Go through the material and copy every line in which "para" appears.

> Data for review
┌────────

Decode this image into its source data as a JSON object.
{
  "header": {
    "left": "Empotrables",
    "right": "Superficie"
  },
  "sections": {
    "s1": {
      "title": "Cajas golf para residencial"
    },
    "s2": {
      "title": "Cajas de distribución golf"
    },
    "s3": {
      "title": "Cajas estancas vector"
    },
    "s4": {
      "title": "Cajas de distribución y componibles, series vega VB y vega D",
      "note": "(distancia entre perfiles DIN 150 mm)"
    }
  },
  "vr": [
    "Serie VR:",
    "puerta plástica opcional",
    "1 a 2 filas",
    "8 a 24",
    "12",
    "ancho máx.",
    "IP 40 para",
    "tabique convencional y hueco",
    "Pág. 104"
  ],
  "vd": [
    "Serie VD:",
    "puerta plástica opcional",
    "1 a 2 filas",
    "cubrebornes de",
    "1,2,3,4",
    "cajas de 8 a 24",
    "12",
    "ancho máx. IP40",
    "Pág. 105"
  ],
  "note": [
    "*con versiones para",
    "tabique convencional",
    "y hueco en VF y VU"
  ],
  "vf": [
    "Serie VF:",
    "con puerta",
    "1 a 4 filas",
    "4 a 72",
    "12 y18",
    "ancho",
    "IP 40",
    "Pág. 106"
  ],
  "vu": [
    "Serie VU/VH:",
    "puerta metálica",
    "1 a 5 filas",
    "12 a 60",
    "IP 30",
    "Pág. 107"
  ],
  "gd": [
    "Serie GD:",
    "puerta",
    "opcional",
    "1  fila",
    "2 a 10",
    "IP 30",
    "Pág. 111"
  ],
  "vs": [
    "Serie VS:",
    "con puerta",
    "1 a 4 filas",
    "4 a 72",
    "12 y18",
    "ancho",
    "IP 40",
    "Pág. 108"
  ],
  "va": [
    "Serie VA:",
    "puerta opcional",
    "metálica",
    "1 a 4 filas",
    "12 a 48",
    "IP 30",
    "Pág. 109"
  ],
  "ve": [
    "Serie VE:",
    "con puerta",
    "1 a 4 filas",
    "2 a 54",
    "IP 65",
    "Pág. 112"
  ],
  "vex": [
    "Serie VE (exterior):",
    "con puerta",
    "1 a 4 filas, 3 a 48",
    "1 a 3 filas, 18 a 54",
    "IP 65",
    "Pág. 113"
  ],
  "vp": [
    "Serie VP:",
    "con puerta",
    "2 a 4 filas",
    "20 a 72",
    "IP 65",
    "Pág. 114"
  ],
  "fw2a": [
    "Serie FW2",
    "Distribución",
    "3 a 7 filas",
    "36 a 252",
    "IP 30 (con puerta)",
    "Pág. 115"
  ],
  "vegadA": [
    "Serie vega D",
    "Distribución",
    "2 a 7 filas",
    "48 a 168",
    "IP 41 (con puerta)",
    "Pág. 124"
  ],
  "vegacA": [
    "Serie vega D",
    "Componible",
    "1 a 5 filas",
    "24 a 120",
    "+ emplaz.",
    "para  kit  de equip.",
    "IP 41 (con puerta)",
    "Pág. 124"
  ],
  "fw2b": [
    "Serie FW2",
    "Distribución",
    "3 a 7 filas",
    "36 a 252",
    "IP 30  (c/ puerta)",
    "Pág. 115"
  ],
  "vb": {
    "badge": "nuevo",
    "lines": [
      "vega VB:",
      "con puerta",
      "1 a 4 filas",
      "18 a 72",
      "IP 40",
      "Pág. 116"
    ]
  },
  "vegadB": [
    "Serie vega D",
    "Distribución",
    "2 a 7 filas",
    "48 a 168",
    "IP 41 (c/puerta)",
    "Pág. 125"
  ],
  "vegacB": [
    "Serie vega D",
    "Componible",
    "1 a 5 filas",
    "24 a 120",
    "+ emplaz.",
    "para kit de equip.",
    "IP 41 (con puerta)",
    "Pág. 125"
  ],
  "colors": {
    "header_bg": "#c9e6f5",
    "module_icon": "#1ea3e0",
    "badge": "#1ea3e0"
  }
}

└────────

> Answer for this exercise
      "title": "Cajas golf para residencial"
    "IP 40 para",
    "*con versiones para",
    "para  kit  de equip.",
    "para kit de equip.",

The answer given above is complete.